Ingham and Lovett (2019) answer a critique raised by Simpson (2017), among others, aimed at an influential conception of republican freedom due to Pettit (2012). Pettit (2012) claims that, in order to guarantee that citizens are not dominated, the state and its representatives should be subject to what he calls “popular control”. It is this solution that Simpson objects to. Such ‘popular control’, Simpson argues, entails that citizens are able to coordinate so efficaciously that they can prevent the state from arbitrarily interfering. However, if a collection of citizens are able to coordinate in this way, then they are also able to coordinate against the actions of other individuals. In effect, this leads to a situation where everyone is under constant threat of domination. So much so that Pettit’s conception of republican freedom is impossible to sustain.

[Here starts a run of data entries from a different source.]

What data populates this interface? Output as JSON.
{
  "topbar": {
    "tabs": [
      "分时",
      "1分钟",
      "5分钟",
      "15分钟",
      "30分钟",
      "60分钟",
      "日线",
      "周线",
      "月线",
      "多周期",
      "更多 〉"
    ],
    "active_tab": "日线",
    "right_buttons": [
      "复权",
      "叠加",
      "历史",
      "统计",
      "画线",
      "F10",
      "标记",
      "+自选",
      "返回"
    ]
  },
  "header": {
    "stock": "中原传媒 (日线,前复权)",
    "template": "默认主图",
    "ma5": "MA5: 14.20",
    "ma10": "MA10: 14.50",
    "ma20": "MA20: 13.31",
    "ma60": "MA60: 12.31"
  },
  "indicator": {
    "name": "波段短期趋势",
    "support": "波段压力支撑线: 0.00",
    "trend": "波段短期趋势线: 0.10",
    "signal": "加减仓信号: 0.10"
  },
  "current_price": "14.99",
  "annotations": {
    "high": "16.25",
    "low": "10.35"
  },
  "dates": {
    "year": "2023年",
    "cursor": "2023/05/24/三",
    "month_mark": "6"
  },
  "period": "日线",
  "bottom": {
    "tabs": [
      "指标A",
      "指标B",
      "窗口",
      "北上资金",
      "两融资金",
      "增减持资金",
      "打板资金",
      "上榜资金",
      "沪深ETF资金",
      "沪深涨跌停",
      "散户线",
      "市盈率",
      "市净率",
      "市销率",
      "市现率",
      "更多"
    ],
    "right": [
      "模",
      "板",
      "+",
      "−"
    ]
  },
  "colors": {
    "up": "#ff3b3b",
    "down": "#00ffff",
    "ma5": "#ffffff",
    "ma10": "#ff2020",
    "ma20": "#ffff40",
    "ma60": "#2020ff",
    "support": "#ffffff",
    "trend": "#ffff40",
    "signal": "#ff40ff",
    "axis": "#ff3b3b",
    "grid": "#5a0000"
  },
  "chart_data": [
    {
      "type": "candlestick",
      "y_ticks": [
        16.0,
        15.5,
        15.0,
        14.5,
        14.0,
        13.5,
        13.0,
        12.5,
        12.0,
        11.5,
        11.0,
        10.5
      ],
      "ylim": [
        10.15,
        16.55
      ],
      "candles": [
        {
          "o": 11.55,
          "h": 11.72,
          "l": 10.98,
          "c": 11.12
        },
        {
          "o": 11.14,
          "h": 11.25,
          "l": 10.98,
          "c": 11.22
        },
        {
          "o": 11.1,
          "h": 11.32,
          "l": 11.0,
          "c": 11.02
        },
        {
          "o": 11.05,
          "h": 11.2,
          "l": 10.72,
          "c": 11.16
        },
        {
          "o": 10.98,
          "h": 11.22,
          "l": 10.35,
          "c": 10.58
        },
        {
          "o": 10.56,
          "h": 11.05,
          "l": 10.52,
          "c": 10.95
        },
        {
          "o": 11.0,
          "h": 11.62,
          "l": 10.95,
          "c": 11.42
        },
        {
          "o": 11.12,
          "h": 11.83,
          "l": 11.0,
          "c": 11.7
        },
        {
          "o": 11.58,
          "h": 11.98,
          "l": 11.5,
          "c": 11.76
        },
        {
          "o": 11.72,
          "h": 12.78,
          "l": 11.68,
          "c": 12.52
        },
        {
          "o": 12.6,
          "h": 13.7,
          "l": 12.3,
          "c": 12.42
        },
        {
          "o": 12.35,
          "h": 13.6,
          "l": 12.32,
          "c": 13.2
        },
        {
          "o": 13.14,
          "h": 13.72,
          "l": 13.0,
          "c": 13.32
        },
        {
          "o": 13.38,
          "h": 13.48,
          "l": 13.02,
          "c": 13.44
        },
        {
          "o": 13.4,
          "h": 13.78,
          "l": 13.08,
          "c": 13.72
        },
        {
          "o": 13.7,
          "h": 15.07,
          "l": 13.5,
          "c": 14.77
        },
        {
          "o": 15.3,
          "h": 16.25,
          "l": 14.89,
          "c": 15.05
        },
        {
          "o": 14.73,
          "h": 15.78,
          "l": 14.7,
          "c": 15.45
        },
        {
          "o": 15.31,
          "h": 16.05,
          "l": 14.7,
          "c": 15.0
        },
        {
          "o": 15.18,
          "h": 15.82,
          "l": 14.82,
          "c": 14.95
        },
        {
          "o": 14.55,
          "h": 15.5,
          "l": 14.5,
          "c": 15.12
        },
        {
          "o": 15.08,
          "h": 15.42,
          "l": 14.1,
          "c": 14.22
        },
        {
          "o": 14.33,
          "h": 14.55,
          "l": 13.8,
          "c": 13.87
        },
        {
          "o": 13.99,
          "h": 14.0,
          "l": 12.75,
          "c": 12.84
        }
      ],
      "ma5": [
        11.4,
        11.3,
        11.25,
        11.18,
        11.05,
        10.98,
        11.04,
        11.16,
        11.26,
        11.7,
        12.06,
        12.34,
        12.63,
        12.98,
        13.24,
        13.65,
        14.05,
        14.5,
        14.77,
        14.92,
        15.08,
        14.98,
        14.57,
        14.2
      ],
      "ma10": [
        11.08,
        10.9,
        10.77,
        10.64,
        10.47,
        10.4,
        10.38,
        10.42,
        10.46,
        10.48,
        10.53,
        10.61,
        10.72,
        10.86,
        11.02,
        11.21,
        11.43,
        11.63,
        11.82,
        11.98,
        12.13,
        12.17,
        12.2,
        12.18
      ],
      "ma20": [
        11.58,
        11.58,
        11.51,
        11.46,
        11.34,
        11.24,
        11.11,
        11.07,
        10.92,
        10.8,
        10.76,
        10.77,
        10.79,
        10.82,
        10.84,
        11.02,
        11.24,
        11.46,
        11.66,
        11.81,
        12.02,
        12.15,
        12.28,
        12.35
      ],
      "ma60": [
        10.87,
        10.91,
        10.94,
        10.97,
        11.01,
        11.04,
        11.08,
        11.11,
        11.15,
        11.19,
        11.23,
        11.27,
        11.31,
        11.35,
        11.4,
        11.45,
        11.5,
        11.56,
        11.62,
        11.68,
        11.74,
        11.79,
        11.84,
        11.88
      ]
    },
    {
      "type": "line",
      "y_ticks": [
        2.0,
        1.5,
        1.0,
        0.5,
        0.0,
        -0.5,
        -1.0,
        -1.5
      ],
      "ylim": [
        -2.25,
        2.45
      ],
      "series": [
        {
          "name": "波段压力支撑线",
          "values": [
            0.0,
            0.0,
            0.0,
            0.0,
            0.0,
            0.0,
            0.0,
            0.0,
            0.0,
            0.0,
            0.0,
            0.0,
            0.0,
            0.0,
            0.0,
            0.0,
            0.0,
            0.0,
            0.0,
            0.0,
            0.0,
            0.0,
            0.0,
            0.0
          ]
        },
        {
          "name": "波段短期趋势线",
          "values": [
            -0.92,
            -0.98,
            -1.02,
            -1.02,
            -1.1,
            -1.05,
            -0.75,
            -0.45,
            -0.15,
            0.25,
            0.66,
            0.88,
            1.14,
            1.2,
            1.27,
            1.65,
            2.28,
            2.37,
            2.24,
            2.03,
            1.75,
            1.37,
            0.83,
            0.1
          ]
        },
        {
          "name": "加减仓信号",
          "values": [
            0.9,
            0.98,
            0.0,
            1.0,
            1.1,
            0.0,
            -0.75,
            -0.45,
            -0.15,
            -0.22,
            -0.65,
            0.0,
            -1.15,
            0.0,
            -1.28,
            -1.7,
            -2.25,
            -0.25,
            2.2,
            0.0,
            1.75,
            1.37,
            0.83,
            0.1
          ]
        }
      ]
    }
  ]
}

Ingham and Lovett disagree that Simpson’s critique is ultimately suc- cessful. Their solution is to carefully distinguish between a group’s ability to coordinate and the mere possibility of this happening. At the heart of this distinction is the idea of a collective action problem.
In this response, we advance one objection, by first allowing the model to better reflect the fact that dominated agents can have beliefs about how intensely their dominators will want to interfere. When this more realistic feature is added to the picture, Ingham and Lovett’s reply to Simpson does not satisfy the constraints they themselves imposed on their conception of domination. We discuss this objection in general terms before providing our own condition to save republicanism from Simpson’s challenge. We conclude by linking this result to the wider literature on systemic domination and its relevance for social norms.

bottom of page